3. Massage - whether you have a housemate, spouse, partner, friend or family member or a massage therapist, regular massage can be incredibly helpful to help relieve muscular tension (and stress). While some insurance will cover medical massage (always call your insurance if you have questions about your coverage), most don't. So this is where having a friend/spouse/partner who is willing to trade massages could come in handy! If you don't have someone willing to trade massages with you then you can always try self-massage on areas you can reach and a roller on areas that you can't reach as easily! (4)
4. Magnesium glycinate or magnesium malate - these two forms of magnesium are extra bioavailable which means you can absorb it better and thus get it into your muscles more easily. You can either supplement with magnesium or you can also find it in plenty of foods such as spinach, nuts and seeds, chocolate (>70% cocoa please!), beans and whole grains. Magnesium is an essential nutrient not only for general cell health and production but it also specifically helps with the relaxation phase of a muscle cell. (1)
5. Tool-assisted therapies - some types of tool-assisted therapies include Graston, ASTYM, ISTM, Gua sha and cupping. You can complete some of these therapies at home yourself but it is always recommended to take some variety of an instructional course first since there is a potential for you to harm yourself during the process. These therapies all vary slightly but essentially are used to help improve blood flow, break up adhesions and dissolve muscle knots. If you have tried massage therapy and/or stretching and rolling at home and you still have unresolved aches/pains/knots, these could be the next step to try! (5)

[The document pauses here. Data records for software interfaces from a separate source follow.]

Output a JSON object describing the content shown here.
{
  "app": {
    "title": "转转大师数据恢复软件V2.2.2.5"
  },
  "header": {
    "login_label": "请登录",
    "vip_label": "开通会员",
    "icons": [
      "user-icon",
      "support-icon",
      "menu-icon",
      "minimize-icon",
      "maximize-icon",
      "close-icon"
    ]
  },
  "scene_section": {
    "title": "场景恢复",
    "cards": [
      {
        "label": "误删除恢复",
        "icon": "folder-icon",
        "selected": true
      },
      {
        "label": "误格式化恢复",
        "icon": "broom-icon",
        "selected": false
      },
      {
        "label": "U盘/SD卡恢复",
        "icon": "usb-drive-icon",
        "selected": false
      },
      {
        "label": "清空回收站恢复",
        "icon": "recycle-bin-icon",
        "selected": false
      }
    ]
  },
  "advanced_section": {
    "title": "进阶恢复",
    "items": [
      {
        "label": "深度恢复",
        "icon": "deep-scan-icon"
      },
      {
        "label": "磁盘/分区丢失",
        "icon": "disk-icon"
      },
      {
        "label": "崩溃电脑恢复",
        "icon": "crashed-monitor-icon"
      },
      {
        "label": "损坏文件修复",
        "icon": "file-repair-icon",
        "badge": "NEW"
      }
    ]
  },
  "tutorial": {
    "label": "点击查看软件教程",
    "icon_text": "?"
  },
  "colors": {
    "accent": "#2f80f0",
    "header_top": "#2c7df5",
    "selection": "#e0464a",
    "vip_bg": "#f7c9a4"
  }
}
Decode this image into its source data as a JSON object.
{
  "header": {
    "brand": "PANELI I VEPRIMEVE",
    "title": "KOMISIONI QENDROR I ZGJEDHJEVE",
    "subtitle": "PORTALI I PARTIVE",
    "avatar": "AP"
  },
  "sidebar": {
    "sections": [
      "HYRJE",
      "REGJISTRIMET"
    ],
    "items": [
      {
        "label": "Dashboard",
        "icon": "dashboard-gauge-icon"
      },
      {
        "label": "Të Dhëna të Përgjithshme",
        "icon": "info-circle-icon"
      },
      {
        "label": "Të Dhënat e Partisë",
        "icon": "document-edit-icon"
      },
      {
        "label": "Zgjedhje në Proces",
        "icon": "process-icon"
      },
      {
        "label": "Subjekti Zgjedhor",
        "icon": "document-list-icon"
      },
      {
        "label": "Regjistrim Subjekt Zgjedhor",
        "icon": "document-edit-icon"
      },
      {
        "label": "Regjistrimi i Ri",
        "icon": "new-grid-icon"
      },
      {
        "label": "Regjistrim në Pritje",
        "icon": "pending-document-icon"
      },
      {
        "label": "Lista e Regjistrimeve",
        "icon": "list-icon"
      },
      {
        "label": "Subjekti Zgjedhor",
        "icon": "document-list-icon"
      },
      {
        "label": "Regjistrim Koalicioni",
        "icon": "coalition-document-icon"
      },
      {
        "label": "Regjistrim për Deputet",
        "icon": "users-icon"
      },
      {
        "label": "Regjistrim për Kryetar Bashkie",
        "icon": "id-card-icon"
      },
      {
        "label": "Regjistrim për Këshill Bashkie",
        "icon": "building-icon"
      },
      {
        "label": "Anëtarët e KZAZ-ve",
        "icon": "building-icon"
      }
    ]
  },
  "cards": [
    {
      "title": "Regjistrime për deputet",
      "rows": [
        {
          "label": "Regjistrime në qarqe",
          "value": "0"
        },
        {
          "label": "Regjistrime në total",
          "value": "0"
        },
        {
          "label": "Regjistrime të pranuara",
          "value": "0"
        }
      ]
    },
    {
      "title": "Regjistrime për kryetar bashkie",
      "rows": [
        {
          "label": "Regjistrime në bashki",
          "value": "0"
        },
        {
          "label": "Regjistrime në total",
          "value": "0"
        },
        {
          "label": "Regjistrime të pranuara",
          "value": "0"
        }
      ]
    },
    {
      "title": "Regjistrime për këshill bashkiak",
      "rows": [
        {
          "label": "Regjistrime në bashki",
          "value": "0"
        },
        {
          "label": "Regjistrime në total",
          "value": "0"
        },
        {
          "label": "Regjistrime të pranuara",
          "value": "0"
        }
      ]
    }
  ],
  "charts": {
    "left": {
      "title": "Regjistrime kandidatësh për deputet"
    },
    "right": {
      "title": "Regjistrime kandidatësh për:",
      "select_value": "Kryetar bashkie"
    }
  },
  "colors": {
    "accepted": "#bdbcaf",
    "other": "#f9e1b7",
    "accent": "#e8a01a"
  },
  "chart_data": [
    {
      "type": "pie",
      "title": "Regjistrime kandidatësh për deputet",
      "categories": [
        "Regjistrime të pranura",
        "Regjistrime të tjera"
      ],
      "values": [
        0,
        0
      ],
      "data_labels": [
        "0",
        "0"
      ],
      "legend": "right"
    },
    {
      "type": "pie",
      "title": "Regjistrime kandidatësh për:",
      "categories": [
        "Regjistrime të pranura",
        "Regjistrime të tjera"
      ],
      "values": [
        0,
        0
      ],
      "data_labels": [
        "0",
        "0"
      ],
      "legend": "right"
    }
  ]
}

6. Active release and pin and stretch muscle activation techniques - these two therapies can either be performed by a health care professional or be performed at home. In active release technique you will essentially try and move a body part against resistance for 10 seconds and then stretch that muscle afterwards. In pin and stretch you (or the health care provider) will "pin" the muscle near the insertion on the bone and then move the limb/part of the body into a stretch away from the pinned spot. These two techniques can help to change the feedback cycle of the Golgi apparatus (which will then help you have a little more length in that muscle)! (6, 7)
7. Epsom salt baths - this is a tried and true method to not only melt knots (because of the hot water) but also because of the magnesium your skin and thus muscles will absorb while you are soaking. For extra soothing you can always add some essential oils to the tub with your epsom salts such as peppermint, lavender, boswellia but make sure you test and guarantee you are not sensitive to the oil before adding it! (8)
8. Topical agents - no one likes to smell like Icy Hot but topical menthol, topical capsaicin, topical turmeric and CBD can all be helpful in relaxing tight muscles. Always be sure to do a small spot test before slathering up but if your skin tolerates the topical agent then this can be an easy treatment item to carry with or to add to your daily routine to reduce muscular aches and pains. The great thing about topicals as well is that in order to apply them you are also going to be getting a small amount of massage in - a true two-for-one! (9,10,11,12)
If you would like further guidance on how best to create a feasible and individualized plan to reduce muscle tension, schedule an appointment with Dr. Long today!
*DISCLAIMER: This document is not intended to treat or diagnose disease. Before implementing any new treatment protocols be sure to consult with a licensed physician. The author has nothing to disclose in regards to supplements or products mentioned within this document and the author does not receive any monetary or other incentive to mention the recommended supplements or products.